There is some debate over who invented the seven string guitar. Some say that Russian guitarist and composer Vladimir Grigoryevich Fortunato was the first to use a seven string guitar in his composition “The Cafe Concert” in 1871.

Others say that Hungarian guitarist Johann Nepomuk Mälzel was the first to use a seven string guitar, in his 1832 composition “Die Schuldigkeit des ersten Gebots”.

However, the first commercially available seven string guitar was not released until 1996, when luthier Michael Kelly Guitars released their Seven String Model 9.

The seven string guitar has come a long way since it was first invented, and is now used by many popular artists in a variety of genres.

If you’re looking for an instrument with extended range and versatility, a seven string guitar might be the perfect choice for you.

How to play a seven string guitar

If you’re used to playing a six string guitar, the easiest way to start is to just play like you normally would, avoiding the lowest B string.

Then, when you want to sound extra dark and growly, start adding the lowest string to your chord and start chugging away.

Lots of guitarists use this with palm muting to get a very staccato aggressive sound.

As you get used to the extra string more and more, you’ll see additional patterns you can play into your chords and licks.

Remember, the low B is just like the B string next. to the highest E string, so you already know how to go from the E string to a B string on the guitar, now you have that same pattern but with very low and interesting sounding notes!


A seven string is a great addition to your arsenal and it’s overall pretty easy to get into once you see what you’re doing.

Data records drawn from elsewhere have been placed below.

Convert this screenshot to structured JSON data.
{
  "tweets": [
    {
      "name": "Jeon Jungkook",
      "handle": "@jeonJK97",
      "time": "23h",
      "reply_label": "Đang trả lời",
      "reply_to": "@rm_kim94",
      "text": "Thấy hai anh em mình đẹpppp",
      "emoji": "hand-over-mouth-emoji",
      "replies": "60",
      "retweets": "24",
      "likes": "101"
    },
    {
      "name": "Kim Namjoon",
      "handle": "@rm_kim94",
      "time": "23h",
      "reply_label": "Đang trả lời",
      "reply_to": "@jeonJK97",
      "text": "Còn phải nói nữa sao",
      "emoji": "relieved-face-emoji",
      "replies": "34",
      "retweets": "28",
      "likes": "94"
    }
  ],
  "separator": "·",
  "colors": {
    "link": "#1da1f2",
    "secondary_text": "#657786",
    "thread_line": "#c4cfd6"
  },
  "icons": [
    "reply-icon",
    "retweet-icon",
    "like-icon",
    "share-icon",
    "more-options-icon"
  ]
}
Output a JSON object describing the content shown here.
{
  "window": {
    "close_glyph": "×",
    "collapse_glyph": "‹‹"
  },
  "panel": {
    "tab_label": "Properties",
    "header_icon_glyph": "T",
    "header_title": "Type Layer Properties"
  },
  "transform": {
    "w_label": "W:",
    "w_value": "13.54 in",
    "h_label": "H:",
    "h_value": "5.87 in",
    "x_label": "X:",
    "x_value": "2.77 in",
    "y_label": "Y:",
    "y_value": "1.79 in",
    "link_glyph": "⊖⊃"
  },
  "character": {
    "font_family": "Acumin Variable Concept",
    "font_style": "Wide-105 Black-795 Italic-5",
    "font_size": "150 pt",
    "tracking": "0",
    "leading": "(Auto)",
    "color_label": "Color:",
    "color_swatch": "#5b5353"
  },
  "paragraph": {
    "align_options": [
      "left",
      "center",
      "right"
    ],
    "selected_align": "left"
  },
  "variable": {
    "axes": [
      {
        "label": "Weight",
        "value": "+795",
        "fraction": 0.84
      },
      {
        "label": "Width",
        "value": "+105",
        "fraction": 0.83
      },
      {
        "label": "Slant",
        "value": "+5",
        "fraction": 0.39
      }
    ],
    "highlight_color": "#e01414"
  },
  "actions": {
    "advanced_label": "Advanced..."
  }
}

Although outside of metal you will rarely see them being played, that’s because it’s primarily used to get those low staccato chugging sounds.

I'm Joost Nusselder, the founder of Neaera and a content marketer, dad, and love trying out new equipment with guitar at the heart of my passion, and together with my team, I've been creating in-depth blog articles since 2020 to help loyal readers with recording and guitar tips.

Check me out on Youtube where I try out all of this gear:

Microphone gain vs volume Subscribe